We’re back from our trip to Pennsylvania and the National Haunters Convention, and boy, are our wallets empty!
Everything at the convention had a price tag: admission, seminars, haunt tour, costume ball. But we’ll get to all that in a minute.
First, we’d like to say that we had a really good time. We met some great people, saw some really cool haunt merchandise, toured some great (and not so great) haunts. However, the convention still seems to be finding its groove, and we hope that in future years, they’ll be able to expand and provide even better offerings.
We arrived at the convention on Friday, and there were still quite a few empty booths.
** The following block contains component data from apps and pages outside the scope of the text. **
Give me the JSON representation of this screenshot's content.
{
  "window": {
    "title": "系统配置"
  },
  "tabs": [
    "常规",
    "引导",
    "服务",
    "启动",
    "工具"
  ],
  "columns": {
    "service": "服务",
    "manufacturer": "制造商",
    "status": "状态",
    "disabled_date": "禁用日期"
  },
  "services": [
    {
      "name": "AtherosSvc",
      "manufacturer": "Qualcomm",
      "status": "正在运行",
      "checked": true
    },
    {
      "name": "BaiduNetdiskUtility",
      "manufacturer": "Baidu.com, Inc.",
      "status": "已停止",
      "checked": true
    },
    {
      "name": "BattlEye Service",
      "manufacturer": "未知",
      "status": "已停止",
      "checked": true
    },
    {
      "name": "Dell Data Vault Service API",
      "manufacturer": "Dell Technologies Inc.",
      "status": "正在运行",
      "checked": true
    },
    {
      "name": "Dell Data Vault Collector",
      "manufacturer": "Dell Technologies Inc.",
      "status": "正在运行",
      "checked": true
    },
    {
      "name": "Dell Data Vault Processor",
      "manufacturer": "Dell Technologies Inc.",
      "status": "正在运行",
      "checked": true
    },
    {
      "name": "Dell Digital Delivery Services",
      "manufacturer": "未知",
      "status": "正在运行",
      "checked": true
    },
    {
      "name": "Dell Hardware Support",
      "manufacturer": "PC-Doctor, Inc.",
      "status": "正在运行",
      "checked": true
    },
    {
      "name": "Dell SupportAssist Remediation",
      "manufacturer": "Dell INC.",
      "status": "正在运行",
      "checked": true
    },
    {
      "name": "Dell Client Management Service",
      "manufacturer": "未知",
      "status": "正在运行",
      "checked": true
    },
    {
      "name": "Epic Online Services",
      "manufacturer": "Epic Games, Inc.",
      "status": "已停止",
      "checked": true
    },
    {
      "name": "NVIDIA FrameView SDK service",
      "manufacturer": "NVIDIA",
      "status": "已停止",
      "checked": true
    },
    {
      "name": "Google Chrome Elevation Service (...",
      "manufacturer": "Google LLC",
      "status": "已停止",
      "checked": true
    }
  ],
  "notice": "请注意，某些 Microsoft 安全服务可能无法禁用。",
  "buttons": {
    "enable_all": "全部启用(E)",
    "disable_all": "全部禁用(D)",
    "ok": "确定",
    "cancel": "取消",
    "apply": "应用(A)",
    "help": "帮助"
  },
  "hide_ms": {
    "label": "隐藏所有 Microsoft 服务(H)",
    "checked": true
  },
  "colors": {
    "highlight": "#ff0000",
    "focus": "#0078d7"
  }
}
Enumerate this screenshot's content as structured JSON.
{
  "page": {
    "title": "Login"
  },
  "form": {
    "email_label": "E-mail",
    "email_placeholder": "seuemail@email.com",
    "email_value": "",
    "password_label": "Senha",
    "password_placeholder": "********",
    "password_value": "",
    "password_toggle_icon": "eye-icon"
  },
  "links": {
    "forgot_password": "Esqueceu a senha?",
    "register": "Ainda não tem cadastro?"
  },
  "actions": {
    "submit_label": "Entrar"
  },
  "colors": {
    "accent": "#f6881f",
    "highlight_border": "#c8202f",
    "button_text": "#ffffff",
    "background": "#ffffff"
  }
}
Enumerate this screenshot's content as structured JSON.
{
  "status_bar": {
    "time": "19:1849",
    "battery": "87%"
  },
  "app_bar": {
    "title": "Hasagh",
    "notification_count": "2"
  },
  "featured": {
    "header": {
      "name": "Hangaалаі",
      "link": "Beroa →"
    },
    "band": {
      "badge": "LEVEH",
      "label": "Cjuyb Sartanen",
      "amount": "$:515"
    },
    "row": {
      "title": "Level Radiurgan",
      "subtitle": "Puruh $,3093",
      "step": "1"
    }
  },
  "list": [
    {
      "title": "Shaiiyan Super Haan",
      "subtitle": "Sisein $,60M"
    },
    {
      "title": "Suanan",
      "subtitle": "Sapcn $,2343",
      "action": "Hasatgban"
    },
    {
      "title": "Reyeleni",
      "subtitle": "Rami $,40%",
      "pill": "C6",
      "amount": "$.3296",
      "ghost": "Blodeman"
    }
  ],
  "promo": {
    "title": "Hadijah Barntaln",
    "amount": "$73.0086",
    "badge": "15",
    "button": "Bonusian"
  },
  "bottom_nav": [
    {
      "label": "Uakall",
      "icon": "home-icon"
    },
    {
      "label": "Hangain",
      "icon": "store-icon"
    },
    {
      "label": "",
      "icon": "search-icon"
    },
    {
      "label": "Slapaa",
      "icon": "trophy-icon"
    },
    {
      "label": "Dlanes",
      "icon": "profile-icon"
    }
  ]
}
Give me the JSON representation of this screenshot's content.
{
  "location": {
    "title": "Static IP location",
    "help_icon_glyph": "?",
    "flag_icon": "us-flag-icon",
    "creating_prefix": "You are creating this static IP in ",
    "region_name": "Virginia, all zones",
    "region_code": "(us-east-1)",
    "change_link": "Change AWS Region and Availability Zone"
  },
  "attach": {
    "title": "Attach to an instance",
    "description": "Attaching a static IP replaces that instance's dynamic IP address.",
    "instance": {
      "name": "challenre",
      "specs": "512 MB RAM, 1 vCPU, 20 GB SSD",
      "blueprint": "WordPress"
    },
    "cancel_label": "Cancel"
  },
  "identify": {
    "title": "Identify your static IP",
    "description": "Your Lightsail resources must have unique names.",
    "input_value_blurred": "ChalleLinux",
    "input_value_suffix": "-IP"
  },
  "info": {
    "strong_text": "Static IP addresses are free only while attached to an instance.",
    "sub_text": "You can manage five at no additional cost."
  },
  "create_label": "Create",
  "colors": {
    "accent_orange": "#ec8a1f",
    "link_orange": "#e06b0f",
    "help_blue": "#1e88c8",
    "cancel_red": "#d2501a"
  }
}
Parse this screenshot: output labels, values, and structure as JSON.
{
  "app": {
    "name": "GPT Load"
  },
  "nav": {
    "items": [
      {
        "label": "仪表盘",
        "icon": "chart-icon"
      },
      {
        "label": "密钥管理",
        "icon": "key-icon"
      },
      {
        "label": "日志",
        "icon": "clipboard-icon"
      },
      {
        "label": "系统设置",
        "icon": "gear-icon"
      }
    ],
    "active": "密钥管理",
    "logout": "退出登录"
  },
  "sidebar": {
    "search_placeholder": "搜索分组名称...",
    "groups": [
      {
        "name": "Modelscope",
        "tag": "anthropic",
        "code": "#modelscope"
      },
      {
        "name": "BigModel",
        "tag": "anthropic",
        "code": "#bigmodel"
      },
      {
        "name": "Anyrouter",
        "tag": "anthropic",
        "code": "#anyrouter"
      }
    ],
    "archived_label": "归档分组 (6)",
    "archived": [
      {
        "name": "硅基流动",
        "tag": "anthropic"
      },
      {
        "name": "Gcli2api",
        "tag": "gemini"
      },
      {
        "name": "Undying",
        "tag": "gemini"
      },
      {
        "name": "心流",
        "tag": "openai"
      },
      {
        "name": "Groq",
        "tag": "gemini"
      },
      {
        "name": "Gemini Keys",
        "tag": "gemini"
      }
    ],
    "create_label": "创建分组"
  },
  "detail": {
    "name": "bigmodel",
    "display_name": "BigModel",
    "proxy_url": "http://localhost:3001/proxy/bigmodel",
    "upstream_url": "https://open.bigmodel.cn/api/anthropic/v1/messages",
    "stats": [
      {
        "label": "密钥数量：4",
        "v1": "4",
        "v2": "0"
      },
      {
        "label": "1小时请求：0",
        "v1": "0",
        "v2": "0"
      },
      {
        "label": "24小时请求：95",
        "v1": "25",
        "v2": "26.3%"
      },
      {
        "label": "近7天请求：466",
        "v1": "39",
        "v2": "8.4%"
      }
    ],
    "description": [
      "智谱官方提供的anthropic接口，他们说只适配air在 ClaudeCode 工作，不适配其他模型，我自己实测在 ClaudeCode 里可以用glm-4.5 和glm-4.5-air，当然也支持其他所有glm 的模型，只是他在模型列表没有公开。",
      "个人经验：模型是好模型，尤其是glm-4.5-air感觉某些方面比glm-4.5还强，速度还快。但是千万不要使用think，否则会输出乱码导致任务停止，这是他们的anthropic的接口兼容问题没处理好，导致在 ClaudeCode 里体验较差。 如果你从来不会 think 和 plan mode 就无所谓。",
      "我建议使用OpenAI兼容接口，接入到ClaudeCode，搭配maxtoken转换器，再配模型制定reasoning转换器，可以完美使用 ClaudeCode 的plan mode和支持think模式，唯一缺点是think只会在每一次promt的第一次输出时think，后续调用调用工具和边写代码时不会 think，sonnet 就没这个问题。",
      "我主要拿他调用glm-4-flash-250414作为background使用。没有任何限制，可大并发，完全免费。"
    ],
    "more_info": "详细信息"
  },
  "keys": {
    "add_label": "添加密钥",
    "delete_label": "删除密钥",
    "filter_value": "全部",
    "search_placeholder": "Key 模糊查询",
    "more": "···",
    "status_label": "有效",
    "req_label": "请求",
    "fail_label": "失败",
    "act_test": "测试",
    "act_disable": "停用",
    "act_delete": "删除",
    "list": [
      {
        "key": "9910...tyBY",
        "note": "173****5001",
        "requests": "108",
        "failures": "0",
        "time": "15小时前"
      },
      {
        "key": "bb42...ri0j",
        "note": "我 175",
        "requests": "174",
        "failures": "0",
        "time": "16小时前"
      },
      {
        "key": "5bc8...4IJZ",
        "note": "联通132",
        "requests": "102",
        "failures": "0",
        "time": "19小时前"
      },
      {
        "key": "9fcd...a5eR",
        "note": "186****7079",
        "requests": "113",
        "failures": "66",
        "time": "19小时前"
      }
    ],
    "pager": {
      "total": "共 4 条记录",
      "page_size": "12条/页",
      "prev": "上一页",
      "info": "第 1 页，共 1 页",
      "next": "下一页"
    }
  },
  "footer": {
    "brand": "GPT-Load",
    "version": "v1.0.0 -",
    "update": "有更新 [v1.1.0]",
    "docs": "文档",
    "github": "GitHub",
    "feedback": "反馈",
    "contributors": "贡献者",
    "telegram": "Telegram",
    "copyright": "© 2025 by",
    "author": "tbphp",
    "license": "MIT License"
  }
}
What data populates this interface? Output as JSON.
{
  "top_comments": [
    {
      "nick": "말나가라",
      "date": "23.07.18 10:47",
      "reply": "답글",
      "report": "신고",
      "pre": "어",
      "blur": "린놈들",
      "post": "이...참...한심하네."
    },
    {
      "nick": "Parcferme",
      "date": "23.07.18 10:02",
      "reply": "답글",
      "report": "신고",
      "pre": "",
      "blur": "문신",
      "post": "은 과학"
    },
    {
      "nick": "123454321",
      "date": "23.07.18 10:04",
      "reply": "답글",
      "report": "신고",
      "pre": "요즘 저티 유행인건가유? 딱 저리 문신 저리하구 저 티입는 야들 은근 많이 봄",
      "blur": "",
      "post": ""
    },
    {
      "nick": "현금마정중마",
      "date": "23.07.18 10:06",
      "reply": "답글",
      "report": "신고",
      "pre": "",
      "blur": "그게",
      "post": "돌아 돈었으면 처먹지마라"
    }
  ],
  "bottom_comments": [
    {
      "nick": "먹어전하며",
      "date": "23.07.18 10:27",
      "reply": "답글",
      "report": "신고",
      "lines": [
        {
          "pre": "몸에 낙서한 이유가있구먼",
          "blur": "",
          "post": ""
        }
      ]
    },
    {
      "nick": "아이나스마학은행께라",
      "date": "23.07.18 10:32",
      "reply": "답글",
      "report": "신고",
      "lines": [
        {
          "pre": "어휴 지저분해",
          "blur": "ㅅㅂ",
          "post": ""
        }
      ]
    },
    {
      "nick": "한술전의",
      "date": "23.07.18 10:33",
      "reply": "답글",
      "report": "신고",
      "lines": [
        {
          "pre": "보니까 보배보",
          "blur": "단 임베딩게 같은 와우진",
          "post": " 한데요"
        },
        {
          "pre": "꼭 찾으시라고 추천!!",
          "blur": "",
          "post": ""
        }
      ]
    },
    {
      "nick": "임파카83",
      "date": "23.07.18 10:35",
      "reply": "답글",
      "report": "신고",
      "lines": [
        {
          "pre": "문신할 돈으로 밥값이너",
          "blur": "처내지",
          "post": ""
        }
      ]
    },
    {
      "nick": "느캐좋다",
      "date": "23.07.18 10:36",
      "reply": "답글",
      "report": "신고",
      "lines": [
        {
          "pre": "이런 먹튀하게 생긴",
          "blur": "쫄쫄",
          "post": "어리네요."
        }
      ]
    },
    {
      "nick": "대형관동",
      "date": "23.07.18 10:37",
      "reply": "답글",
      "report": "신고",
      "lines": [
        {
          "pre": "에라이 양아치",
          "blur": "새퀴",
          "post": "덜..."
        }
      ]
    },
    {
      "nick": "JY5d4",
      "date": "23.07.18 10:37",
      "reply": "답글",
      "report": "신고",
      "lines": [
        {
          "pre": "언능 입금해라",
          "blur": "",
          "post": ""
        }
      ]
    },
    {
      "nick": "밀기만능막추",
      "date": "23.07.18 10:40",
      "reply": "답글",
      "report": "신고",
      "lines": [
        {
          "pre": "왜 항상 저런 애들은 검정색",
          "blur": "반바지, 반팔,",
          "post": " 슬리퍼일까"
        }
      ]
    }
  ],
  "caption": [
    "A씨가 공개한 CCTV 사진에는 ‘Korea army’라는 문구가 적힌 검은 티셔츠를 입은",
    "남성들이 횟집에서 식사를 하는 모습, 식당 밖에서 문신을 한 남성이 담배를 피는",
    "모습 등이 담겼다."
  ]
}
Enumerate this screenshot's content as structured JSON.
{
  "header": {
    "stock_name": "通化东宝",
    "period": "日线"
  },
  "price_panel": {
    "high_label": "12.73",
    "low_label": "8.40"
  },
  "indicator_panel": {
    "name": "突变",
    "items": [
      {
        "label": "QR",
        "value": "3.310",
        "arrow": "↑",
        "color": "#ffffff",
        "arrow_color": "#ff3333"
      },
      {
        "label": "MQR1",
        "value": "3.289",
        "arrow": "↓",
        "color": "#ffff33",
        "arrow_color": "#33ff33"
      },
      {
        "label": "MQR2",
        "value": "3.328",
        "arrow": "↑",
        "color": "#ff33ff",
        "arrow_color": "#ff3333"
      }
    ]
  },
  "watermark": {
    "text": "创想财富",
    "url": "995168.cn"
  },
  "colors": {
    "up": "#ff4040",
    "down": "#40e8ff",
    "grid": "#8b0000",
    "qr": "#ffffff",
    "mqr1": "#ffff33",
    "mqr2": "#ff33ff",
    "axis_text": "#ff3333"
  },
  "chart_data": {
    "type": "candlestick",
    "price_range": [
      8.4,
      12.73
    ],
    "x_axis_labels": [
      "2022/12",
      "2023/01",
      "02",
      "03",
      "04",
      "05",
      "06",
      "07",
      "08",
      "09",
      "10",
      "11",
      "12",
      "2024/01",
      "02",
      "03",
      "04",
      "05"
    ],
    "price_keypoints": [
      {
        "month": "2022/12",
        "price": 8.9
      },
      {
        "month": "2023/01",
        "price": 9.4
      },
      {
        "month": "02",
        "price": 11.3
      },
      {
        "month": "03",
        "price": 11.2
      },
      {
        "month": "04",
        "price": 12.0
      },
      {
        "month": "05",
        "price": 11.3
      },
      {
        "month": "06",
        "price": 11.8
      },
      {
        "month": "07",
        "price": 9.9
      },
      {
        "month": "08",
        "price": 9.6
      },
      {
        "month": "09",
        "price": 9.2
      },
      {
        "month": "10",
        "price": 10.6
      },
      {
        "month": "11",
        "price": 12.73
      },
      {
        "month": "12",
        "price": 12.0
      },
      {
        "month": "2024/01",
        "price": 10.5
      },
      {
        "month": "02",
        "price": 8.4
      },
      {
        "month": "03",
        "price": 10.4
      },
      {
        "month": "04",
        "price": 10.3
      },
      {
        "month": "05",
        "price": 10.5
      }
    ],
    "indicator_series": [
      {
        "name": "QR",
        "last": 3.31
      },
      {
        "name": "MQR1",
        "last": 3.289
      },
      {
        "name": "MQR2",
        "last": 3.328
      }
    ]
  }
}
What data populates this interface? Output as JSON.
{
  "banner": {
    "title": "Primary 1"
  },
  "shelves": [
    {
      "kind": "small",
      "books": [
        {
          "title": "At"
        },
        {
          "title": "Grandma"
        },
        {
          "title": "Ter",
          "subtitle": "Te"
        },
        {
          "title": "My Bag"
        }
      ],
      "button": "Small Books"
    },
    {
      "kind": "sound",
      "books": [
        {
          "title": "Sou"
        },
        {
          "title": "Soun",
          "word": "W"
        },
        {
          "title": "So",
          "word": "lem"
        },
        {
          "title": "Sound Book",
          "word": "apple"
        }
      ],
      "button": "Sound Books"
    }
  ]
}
Vendors were still setting up, but overall, there was a good variety of haunt vendors and exhibitors, ranging from the guy who makes wooden coffins by hand in his garage to bigger, established names like Fangoria magazine and Midnight Syndicate.
The convention offered a weekend full of classes (aka “Halloween University”). But every class had a price, ranging from $10 to $50 per class. In addition, it cost $25 for a floor pass for the weekend. This quickly drained our wallets and made us think twice about taking some of the classes.
But we did attend several of the classes, and although they were taught by experienced and knowledgeable people, some of the classes were better than others. One issue we found was that the depth and intended audiences of the classes seemed to be all over the map. One class seemed geared toward only professional haunt owners and operators, and the next class seemed to be for home haunters only. It wasn’t always clear from the class descriptions who would benefit the most from the classes. Also, once at the convention, there were no class descriptions posted anywhere, so if you relied on only the class name, you might find yourself surprised by the content once in the class.
One great part of the convention was the Q&A sessions held with the owners/managers from some of the biggest haunts in the Eastern U.S., such as the Bates Motel and Terror Behind the Walls (at Eastern State Penitentiary). Scare Zone took a side trip to check out Eastern State, and we managed to spot a bit of their haunt:
Friday night was the haunt tour, and being the haunt junkies we are, it was the part of the convention we were most looking forward to. The tour cost $175 and included bus transportation to two destinations: Scare Brothers and Fright Factory, each with four houses/mazes. We later found out that these two haunts are actually located in the same building in Philadelphia. (We’ll be providing a more detailed report of the haunts in a future post, including photos and videos.) The haunt tour also came with a “BBQ dinner,” which was frightening in itself. Tables had been set up in the queue/storage area of the haunt. The lighting was bad, and you could barely see what you were eating, which, considering the quality of the food, actually might have been a blessing. (Note that in the photo below, the lights were turned on AFTER dinner was over…hmm.)
Overall, $175 to tour two haunts seemed overpriced. We hope that in future years, the convention considers offering a cheaper alternative that allows guests to drive themselves and skip the dinner. Especially as the bus ride turned out to be a torture ride to Hell through Philadelphia traffic.
Saturday night was the costume ball, which cost $75. It did include dinner, but not drinks. The theme was “steam punk” (the current trendy haunt theme, so it seems), and there were some good costumes. It was a fun opportunity to mix and mingle with other haunters. But again, at $75, it’s a little too expensive. But judging by the amount of intoxicated haunters mingling in the parking lot afterward, it seemed that everyone had a really good time, so maybe $75 isn’t so bad.
If you’re a haunt employee, owner/operator, or even a home haunter, you should really check out one of the many haunt conventions that take place across the country in the spring of each year. We hope to see you at TransWorld or the Midwest Haunters Convention in 2012!